**WHAT THE TASK REQUIRES**
All of the data should be copied exactly, with the pictures left out.

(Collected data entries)
------------------------

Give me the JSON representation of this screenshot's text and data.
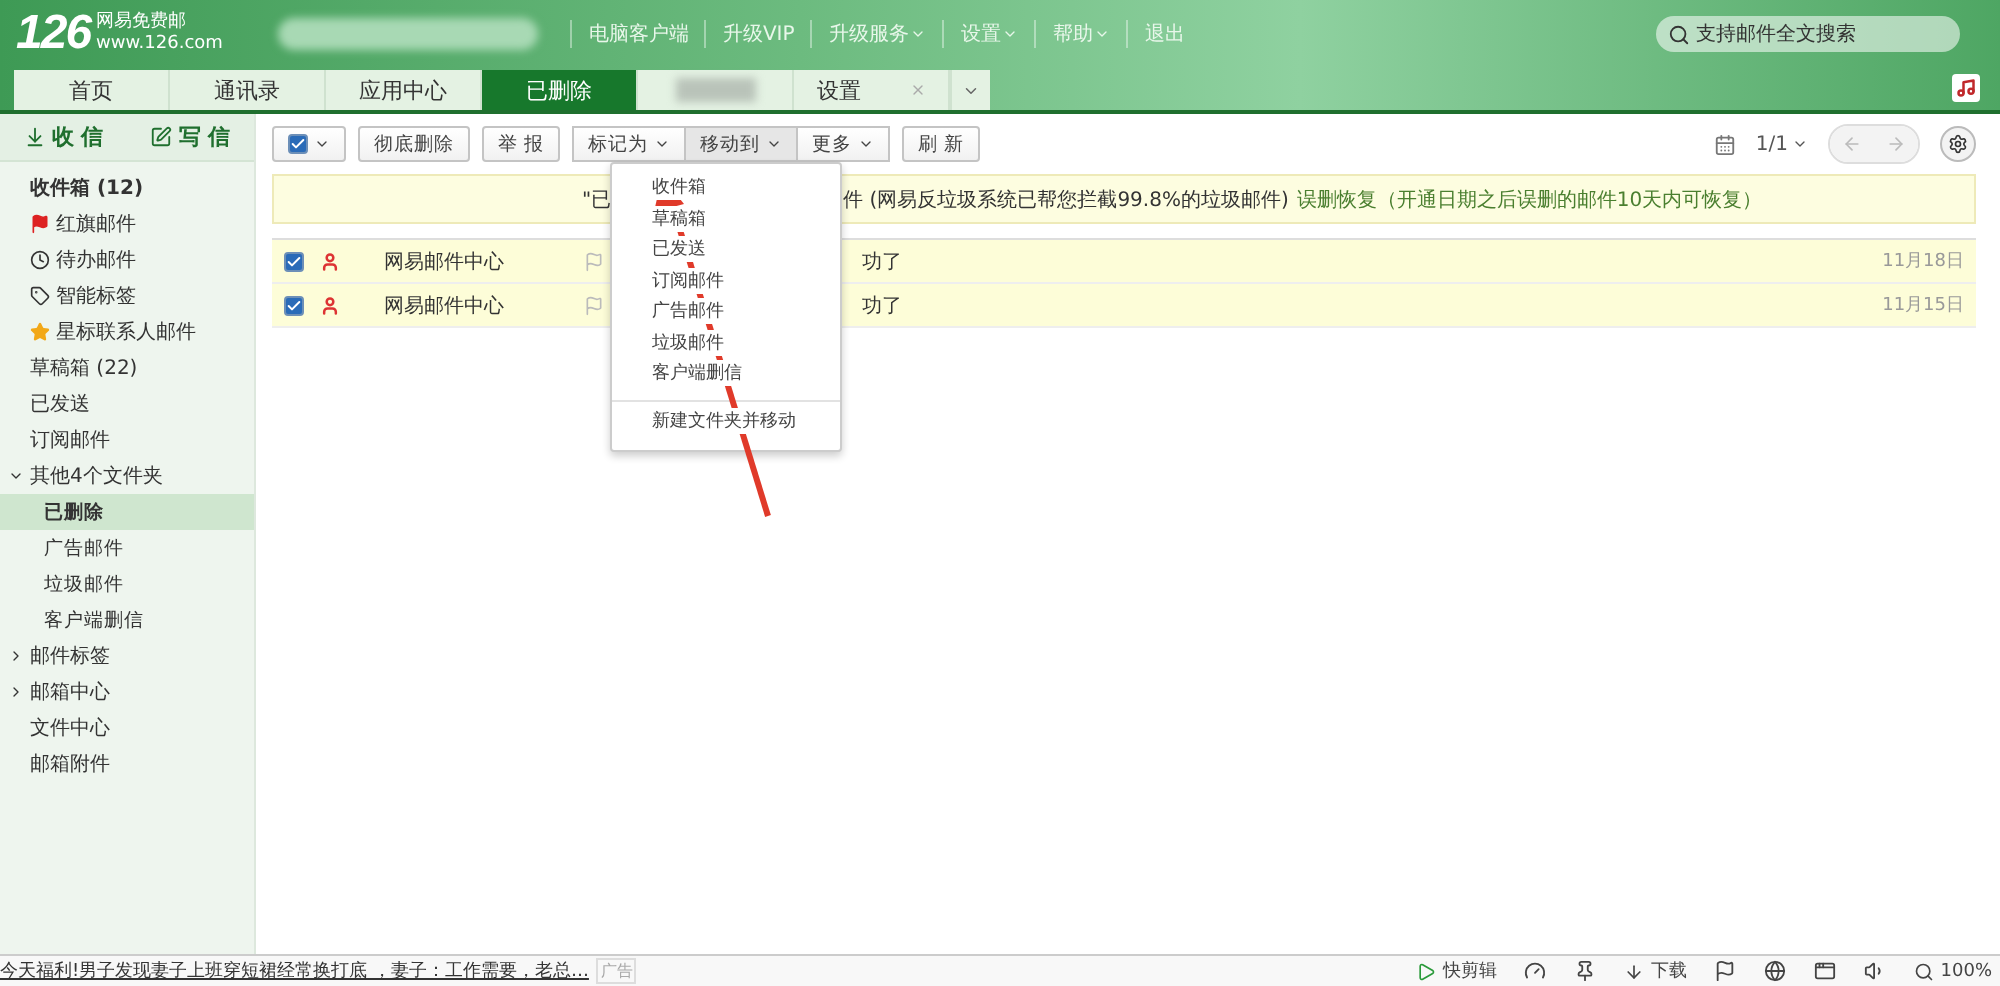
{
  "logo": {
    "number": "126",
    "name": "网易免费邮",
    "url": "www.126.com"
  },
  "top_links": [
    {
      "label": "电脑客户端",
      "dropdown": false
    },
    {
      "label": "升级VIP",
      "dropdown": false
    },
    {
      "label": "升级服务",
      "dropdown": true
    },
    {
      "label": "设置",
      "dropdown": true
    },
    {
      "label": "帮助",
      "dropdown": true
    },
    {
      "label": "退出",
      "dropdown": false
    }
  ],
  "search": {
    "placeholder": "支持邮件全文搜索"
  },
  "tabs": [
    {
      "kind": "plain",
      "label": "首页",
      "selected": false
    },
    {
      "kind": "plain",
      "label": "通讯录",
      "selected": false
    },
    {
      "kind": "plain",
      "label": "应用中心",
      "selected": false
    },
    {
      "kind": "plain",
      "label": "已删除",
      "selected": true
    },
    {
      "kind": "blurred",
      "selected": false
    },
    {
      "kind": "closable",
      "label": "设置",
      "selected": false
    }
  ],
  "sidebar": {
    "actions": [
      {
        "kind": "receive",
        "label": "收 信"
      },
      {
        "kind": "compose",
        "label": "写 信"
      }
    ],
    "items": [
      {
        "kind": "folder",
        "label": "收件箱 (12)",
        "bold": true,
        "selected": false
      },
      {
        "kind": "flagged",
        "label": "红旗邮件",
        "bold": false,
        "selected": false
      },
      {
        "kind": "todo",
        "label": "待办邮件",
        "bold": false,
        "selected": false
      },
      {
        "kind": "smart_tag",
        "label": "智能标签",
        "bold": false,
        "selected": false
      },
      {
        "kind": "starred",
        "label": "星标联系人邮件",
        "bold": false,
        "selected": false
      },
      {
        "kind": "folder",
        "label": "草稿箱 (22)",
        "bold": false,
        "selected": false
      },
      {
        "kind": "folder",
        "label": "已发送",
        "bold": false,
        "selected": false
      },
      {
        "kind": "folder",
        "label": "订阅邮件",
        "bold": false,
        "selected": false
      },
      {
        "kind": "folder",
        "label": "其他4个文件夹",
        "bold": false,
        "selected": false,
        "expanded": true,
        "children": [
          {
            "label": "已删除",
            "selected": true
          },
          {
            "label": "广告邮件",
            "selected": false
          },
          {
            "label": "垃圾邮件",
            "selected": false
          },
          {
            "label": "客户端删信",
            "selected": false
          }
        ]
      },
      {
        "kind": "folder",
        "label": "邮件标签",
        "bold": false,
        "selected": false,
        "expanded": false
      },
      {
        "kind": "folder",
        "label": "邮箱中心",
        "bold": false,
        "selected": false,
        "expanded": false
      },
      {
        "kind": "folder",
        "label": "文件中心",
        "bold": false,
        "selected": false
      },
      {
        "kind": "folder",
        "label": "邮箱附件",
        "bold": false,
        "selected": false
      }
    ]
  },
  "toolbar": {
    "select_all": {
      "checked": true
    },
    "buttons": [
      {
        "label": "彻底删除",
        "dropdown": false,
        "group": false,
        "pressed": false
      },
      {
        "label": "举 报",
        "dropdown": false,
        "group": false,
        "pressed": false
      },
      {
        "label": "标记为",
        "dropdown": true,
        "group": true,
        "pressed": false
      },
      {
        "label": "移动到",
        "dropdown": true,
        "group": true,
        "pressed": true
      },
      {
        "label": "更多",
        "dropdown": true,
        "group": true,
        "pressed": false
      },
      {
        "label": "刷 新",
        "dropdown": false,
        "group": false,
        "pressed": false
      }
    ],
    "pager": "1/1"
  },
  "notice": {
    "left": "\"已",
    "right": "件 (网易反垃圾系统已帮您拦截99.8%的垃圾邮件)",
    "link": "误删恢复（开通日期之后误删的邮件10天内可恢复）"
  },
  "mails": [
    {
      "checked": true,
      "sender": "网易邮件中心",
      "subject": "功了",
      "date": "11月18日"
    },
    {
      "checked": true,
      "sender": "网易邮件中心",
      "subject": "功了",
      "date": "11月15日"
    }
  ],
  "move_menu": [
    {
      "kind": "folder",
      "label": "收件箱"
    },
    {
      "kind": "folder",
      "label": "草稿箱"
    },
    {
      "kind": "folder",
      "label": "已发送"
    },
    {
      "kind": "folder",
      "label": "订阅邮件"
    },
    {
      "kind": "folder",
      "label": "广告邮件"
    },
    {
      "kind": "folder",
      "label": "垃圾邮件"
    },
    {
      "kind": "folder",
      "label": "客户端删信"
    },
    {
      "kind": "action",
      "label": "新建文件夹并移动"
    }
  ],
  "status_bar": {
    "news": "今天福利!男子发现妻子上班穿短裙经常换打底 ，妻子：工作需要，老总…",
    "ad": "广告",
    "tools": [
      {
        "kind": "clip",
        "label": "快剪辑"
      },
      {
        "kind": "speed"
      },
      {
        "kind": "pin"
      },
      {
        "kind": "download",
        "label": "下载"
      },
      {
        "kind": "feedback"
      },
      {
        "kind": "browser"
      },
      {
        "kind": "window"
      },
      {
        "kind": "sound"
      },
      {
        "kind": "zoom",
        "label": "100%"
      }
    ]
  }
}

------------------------

**SOLUTION BELOW**
Give me the JSON representation of this screenshot's text and data.
{
  "logo": {
    "number": "126",
    "name": "网易免费邮",
    "url": "www.126.com"
  },
  "top_links": [
    {
      "label": "电脑客户端",
      "dropdown": false
    },
    {
      "label": "升级VIP",
      "dropdown": false
    },
    {
      "label": "升级服务",
      "dropdown": true
    },
    {
      "label": "设置",
      "dropdown": true
    },
    {
      "label": "帮助",
      "dropdown": true
    },
    {
      "label": "退出",
      "dropdown": false
    }
  ],
  "search": {
    "placeholder": "支持邮件全文搜索"
  },
  "tabs": [
    {
      "kind": "plain",
      "label": "首页",
      "selected": false
    },
    {
      "kind": "plain",
      "label": "通讯录",
      "selected": false
    },
    {
      "kind": "plain",
      "label": "应用中心",
      "selected": false
    },
    {
      "kind": "plain",
      "label": "已删除",
      "selected": true
    },
    {
      "kind": "blurred",
      "selected": false
    },
    {
      "kind": "closable",
      "label": "设置",
      "selected": false
    }
  ],
  "sidebar": {
    "actions": [
      {
        "kind": "receive",
        "label": "收 信"
      },
      {
        "kind": "compose",
        "label": "写 信"
      }
    ],
    "items": [
      {
        "kind": "folder",
        "label": "收件箱 (12)",
        "bold": true,
        "selected": false
      },
      {
        "kind": "flagged",
        "label": "红旗邮件",
        "bold": false,
        "selected": false
      },
      {
        "kind": "todo",
        "label": "待办邮件",
        "bold": false,
        "selected": false
      },
      {
        "kind": "smart_tag",
        "label": "智能标签",
        "bold": false,
        "selected": false
      },
      {
        "kind": "starred",
        "label": "星标联系人邮件",
        "bold": false,
        "selected": false
      },
      {
        "kind": "folder",
        "label": "草稿箱 (22)",
        "bold": false,
        "selected": false
      },
      {
        "kind": "folder",
        "label": "已发送",
        "bold": false,
        "selected": false
      },
      {
        "kind": "folder",
        "label": "订阅邮件",
        "bold": false,
        "selected": false
      },
      {
        "kind": "folder",
        "label": "其他4个文件夹",
        "bold": false,
        "selected": false,
        "expanded": true,
        "children": [
          {
            "label": "已删除",
            "selected": true
          },
          {
            "label": "广告邮件",
            "selected": false
          },
          {
            "label": "垃圾邮件",
            "selected": false
          },
          {
            "label": "客户端删信",
            "selected": false
          }
        ]
      },
      {
        "kind": "folder",
        "label": "邮件标签",
        "bold": false,
        "selected": false,
        "expanded": false
      },
      {
        "kind": "folder",
        "label": "邮箱中心",
        "bold": false,
        "selected": false,
        "expanded": false
      },
      {
        "kind": "folder",
        "label": "文件中心",
        "bold": false,
        "selected": false
      },
      {
        "kind": "folder",
        "label": "邮箱附件",
        "bold": false,
        "selected": false
      }
    ]
  },
  "toolbar": {
    "select_all": {
      "checked": true
    },
    "buttons": [
      {
        "label": "彻底删除",
        "dropdown": false,
        "group": false,
        "pressed": false
      },
      {
        "label": "举 报",
        "dropdown": false,
        "group": false,
        "pressed": false
      },
      {
        "label": "标记为",
        "dropdown": true,
        "group": true,
        "pressed": false
      },
      {
        "label": "移动到",
        "dropdown": true,
        "group": true,
        "pressed": true
      },
      {
        "label": "更多",
        "dropdown": true,
        "group": true,
        "pressed": false
      },
      {
        "label": "刷 新",
        "dropdown": false,
        "group": false,
        "pressed": false
      }
    ],
    "pager": "1/1"
  },
  "notice": {
    "left": "\"已",
    "right": "件 (网易反垃圾系统已帮您拦截99.8%的垃圾邮件)",
    "link": "误删恢复（开通日期之后误删的邮件10天内可恢复）"
  },
  "mails": [
    {
      "checked": true,
      "sender": "网易邮件中心",
      "subject": "功了",
      "date": "11月18日"
    },
    {
      "checked": true,
      "sender": "网易邮件中心",
      "subject": "功了",
      "date": "11月15日"
    }
  ],
  "move_menu": [
    {
      "kind": "folder",
      "label": "收件箱"
    },
    {
      "kind": "folder",
      "label": "草稿箱"
    },
    {
      "kind": "folder",
      "label": "已发送"
    },
    {
      "kind": "folder",
      "label": "订阅邮件"
    },
    {
      "kind": "folder",
      "label": "广告邮件"
    },
    {
      "kind": "folder",
      "label": "垃圾邮件"
    },
    {
      "kind": "folder",
      "label": "客户端删信"
    },
    {
      "kind": "action",
      "label": "新建文件夹并移动"
    }
  ],
  "status_bar": {
    "news": "今天福利!男子发现妻子上班穿短裙经常换打底 ，妻子：工作需要，老总…",
    "ad": "广告",
    "tools": [
      {
        "kind": "clip",
        "label": "快剪辑"
      },
      {
        "kind": "speed"
      },
      {
        "kind": "pin"
      },
      {
        "kind": "download",
        "label": "下载"
      },
      {
        "kind": "feedback"
      },
      {
        "kind": "browser"
      },
      {
        "kind": "window"
      },
      {
        "kind": "sound"
      },
      {
        "kind": "zoom",
        "label": "100%"
      }
    ]
  }
}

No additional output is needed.